It may lack the simple charm of the 1960 George Pal version, but this new Time Machine doesn't err on the side of wretched excess like the dreadful Mummy remakes. It's a middling variation on a theme whose essential awesomeness can't help but still generate a few electric kicks.
"Upscale casual" is how chef Michael Schmidt characterizes it, with a new menu that ranges from hamburgers and pizza to high-end entrées. The revamped interior is whimsical and eclectic, and the menu is much the same: lots of good stuff without a unifying theme. Hamburgers mingle with port wine reductions and arugula-stuffed trout. Pizzas are topped with duck and chevre. Although there is an emphasis on fish, the menu also offers chicken, steak, duck, veal and pork, as well as a daily vegetarian special.
Since, given its all-star British cast, one approaches Last Orders expecting a feast, its proper-lunch quality can't help but disappoint. The pacing is languid and the revelations are mostly muted, but this is a movie one may want to see for its once-in-a-lifetime ensemble: Michael Caine, Helen Mirren, Bob Hoskins, Tom Courtney, David Hemming and Ray Winstone.
Without melodrama or sentimentality, Iranian director Hassan Yektapanah has infused his first film with a realness that transcends any continental gaps, gently exposing the peculiar state of a human soul in a very different place. Beautiful!
Luis Buñuel's last film reflects the shifty and shifting mood of a seasoned absurdist, essentially jettisoning the femme fatale story for something more psychologically uncertain. It's Buñuel's last hardy chuckle at human folly and at the deluding veil of order we drape over our precarious lives.

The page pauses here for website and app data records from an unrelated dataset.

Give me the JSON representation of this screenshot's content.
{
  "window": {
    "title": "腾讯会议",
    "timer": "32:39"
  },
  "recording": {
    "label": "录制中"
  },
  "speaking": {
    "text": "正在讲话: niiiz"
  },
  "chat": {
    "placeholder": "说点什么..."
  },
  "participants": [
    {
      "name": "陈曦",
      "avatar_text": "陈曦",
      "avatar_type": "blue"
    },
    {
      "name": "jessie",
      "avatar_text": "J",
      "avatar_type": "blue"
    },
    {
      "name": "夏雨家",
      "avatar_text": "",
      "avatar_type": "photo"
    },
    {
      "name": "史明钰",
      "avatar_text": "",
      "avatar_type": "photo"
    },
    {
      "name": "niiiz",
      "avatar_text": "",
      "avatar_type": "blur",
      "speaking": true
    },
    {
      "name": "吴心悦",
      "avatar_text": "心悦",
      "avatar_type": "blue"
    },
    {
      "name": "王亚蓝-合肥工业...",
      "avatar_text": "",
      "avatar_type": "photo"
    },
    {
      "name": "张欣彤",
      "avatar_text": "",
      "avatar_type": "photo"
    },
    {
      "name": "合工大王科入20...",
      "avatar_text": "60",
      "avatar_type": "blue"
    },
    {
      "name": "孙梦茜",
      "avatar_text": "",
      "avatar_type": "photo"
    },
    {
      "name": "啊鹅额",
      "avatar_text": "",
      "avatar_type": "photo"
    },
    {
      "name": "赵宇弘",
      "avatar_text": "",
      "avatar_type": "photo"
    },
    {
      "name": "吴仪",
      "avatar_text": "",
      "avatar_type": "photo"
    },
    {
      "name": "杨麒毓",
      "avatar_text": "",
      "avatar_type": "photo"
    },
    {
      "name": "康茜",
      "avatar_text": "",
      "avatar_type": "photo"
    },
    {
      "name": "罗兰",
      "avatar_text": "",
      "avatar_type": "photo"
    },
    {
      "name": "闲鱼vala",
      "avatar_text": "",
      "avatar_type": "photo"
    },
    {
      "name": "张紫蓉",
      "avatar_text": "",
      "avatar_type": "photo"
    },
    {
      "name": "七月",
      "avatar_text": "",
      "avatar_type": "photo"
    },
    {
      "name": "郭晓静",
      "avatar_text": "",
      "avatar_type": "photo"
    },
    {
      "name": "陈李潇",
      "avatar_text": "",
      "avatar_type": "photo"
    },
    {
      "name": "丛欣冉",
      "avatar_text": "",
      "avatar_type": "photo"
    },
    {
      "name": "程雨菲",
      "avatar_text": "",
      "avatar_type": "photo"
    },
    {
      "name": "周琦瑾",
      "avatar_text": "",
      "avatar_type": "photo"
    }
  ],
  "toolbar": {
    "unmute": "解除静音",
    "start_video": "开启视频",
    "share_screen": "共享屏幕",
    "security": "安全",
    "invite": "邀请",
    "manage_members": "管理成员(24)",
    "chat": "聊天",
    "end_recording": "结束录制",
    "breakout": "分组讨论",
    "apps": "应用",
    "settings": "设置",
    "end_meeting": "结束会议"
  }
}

Mira Nair’s latest film steadily blows the melodrama of an upper-middle-class Punjabi family circle through romance, comedy, tragedy and irony, rustling and rattling the clashing cultures of old and new India on the way. But it’s an overly ambitious feast with too many dishes — their quantity degrading their quality.